### Dataset extract
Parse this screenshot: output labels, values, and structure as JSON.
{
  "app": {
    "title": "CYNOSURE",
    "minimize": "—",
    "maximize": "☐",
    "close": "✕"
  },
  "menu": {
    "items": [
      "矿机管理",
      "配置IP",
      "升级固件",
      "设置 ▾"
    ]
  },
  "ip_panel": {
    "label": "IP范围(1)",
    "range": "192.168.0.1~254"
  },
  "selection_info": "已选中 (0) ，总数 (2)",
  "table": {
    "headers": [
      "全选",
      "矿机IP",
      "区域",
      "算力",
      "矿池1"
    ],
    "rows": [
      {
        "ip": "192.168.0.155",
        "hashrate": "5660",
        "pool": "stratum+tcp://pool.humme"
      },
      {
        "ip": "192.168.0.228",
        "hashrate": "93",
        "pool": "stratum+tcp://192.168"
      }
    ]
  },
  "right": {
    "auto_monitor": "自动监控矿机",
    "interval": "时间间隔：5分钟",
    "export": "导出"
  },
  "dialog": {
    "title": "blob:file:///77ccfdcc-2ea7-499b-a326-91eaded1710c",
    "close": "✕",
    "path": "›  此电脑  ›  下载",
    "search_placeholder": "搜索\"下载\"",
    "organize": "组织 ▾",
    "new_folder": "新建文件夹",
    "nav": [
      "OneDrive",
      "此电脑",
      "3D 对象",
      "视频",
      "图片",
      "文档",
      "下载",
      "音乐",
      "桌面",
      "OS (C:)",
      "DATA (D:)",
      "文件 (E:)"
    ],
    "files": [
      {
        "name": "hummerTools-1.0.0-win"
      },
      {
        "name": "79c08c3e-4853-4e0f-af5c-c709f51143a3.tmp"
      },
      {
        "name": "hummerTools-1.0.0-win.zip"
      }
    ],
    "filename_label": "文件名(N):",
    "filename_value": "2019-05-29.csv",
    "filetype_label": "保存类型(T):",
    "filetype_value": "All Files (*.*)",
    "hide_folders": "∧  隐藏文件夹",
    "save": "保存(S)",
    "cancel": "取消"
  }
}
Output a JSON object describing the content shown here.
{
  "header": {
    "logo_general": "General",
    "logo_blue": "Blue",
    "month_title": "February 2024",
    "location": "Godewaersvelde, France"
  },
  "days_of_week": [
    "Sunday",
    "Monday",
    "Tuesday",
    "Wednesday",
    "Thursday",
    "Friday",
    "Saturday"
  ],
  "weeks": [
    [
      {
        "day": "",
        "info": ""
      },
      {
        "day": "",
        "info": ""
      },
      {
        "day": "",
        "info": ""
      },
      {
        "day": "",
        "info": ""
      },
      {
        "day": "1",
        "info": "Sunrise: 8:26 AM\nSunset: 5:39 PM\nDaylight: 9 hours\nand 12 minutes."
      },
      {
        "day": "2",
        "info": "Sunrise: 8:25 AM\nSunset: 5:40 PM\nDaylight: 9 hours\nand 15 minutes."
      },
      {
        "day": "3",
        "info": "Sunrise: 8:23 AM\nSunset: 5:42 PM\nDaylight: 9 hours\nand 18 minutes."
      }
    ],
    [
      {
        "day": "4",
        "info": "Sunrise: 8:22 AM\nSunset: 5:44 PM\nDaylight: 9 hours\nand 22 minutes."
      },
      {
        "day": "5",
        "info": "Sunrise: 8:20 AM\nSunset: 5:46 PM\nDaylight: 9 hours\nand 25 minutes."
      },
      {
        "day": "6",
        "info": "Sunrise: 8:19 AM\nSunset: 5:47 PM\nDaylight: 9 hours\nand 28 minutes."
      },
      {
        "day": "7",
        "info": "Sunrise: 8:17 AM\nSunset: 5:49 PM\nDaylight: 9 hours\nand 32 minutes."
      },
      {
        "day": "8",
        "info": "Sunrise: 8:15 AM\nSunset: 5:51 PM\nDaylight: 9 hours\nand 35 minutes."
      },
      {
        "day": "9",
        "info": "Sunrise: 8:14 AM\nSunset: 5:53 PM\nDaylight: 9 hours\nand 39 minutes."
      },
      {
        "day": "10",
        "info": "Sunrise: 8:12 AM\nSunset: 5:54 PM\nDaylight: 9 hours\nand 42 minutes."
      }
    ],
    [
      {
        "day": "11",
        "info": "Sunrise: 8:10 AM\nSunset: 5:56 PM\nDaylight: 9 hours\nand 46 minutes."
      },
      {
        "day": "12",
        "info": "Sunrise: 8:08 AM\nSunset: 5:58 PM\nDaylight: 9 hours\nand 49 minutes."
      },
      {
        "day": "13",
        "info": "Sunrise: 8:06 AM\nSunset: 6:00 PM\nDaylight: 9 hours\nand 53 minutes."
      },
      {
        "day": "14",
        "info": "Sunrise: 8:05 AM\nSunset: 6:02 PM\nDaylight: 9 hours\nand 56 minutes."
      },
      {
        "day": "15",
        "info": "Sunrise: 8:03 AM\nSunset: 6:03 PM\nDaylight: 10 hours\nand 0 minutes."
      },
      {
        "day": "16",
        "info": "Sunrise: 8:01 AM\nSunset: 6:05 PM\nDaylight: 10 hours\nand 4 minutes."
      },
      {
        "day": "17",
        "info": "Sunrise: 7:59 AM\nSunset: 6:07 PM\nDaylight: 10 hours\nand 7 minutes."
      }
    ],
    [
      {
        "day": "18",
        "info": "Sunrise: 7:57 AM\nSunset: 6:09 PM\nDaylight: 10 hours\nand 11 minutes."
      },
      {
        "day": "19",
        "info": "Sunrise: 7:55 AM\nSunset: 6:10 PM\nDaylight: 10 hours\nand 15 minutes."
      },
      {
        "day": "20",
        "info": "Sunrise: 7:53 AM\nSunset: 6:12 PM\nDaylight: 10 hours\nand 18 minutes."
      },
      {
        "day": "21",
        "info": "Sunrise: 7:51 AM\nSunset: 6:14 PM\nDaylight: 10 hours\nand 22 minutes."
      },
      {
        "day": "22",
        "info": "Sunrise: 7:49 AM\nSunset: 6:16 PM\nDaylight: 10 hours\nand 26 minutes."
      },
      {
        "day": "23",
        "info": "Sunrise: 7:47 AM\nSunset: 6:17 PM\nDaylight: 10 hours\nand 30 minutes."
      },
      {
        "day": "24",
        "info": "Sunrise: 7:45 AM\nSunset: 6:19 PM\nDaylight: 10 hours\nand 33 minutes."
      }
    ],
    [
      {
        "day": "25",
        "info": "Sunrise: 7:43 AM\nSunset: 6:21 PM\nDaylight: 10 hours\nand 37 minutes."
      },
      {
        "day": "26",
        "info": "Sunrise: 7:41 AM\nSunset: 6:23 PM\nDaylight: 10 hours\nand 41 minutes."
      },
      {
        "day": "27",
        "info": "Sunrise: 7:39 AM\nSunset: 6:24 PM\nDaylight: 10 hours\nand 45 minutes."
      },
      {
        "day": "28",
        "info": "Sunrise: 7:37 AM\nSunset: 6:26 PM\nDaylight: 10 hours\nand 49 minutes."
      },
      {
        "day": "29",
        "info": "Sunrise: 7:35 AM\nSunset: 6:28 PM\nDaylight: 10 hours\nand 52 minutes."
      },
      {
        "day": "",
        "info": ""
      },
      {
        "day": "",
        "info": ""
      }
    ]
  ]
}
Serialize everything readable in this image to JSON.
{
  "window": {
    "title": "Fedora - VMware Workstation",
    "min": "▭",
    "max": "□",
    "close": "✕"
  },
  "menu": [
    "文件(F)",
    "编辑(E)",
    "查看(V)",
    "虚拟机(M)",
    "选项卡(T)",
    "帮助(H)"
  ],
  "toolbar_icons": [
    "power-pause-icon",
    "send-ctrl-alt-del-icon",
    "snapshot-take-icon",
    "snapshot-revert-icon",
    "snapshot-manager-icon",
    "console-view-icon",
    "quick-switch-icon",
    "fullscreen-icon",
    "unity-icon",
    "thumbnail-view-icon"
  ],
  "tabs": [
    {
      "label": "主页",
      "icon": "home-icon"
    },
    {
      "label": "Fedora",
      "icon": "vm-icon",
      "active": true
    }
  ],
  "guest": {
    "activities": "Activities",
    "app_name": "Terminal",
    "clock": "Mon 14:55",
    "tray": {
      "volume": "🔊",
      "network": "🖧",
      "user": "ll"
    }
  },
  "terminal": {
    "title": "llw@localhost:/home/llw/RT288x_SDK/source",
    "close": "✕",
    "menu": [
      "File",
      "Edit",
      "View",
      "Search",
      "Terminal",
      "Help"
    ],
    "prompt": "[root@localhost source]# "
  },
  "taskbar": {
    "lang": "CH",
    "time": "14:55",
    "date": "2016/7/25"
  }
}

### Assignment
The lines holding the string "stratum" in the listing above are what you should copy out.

### Output of the task
        "pool": "stratum+tcp://pool.humme"
        "pool": "stratum+tcp://192.168"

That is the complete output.